Ajmal made his Test debut five years after Saqlain played his last Test for Pakistan. They seem to be bowlers from two different eras. Ironically, both men are now of the same age, 35. It makes one wonder what would have become had the two been operating in tandem. Would Pakistan have gambled with two attacking off-spinners in its Test and ODI sides?
It is only natural to compare two men with seemingly equal genius, so it would no doubt have made for great viewing if Saqlain were pitted against someone like Virat Kohli and Saeed Ajmal, perhaps, against the pure class that was Brian Lara. Saqlain played a total of 36 ODIs and 4 Tests against India, arguably the best players of spin, picking up 57 (24.38) in the shorter format and 25 (28.28) in the five-day version. Pakistan and India have not played a bilateral series for a long time, which has meant that Ajmal has zero Tests against the subcontinent rivals and only five ODIs in which he has accounted for nine batsmen.
It is inappropriate to give King Solomon an ascendancy over King David. Similarly, at the peak of their powers it is unjust to decide the better bowler between the two magicians. However, like Solomon, Prince Ajmal is fittingly the legitimate heir to the throne of King Saqlain. Both Pakistani men have enjoyed being at the very top of the hierarchy.
Their own different version of the mythical ‘Teesra’ has not had an impact on their careers. However, it is the over use of the Doosra that had made Saqlain a little predictable. Alarmingly, Ajmal has also lately been accused of the same offense.
This year, Ajmal had a below par series in Sri Lanka but found his rhythm versus the Australians in UAE. He will perhaps have his toughest test in limited over cricket against better batsmen of spin on the tour of India later this month.
The finest moments of Saqlain’s career came in India on the tour of 1999 which was coupled with the Asian Test championship. On Indian soil, Saqlain took 20 ODI wickets at an average of 20.70 in 9 games and 24 wickets at 20.95 apiece in just three Test matches. Extra ordinary figures those, but they hardly illustrate the enormous glory and shame at stake in an India versus Pakistan encounter.

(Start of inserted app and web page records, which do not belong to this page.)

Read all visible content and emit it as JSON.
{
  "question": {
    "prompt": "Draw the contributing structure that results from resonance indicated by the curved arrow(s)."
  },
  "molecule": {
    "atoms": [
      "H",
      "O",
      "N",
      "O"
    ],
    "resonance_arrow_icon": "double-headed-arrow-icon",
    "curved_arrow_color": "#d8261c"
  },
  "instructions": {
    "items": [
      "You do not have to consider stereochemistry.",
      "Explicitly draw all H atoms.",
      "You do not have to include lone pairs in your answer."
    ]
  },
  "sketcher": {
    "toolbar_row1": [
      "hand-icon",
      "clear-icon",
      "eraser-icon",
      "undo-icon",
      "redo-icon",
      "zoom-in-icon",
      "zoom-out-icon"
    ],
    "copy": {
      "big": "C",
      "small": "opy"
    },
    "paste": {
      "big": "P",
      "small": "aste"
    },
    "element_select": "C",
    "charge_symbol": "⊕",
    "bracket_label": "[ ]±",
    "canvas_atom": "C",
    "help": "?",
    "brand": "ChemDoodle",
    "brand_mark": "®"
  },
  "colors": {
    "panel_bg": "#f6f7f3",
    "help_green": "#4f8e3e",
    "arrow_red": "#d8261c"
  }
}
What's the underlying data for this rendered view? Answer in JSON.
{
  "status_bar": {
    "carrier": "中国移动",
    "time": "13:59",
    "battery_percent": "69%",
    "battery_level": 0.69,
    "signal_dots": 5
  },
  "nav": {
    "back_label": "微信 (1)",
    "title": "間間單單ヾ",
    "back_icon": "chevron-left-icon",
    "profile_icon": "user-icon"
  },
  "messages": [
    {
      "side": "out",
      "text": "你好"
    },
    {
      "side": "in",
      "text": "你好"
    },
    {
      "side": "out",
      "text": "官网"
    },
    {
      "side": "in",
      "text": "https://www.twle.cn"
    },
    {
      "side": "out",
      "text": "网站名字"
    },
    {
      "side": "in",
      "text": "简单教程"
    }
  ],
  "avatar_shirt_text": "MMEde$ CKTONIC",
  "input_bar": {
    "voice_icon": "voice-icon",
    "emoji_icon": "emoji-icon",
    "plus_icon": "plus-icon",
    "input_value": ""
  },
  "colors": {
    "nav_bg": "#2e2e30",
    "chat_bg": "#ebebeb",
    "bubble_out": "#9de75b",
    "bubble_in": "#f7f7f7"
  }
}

A short cut to the road of greatness can just take that one delivery in Chennai or two in Calcutta. Similarly, it just takes a six in Karachi to permanently stain a career forever. In both countries, such moments are etched in the minds of millions and retold on dining tables through generations. How many years will it take to forget Aamir Sohail pointing his bat to Venkatesh Prasad or Javed Miandad hitting Chetan Sharma for a last-ball six? Like many before him, Ajmal will also get the opportunity to become a hero or a villain.
Saqlain tragically ended his international career by coming under the hammer of a blistering triple-hundred by Virender Sehwag on a lifeless Multan pitch in 2004, registering figures of 1/204. His comeback lasted just that one match and the knee injury that followed only added to his misery, he became a shadow of the bowler he had been in his youth.
All five balls bowled by Ajmal in the last over of the 2010 World T20 semifinal were flat and fast, most of them well over the 100 km/h mark. What would Saqlain have done against Hussey in similar circumstances?
Good spinners despise being hit for big runs but are never afraid of it, in fact, great spinners enjoy the company of an aggressive batsman, inviting them to hit outside the park. Hypothetically, Saqlain might have slowed the pace and given the ball some air. Confidence does wonders for a sportsman giving them invaluable heart and courage; traits that Ajmal too has displayed over the last year and a half.
When Ajmal goes to India, he should carry with him the fortitude of the world number one bowler. True greatness is achieved by triumphing over the best in their own backyard, just like Saqlain did when he toured India in 1999. The coming fortnight will significantly impact his perspiration, how he responds to this pressure might determine how he will be remembered most.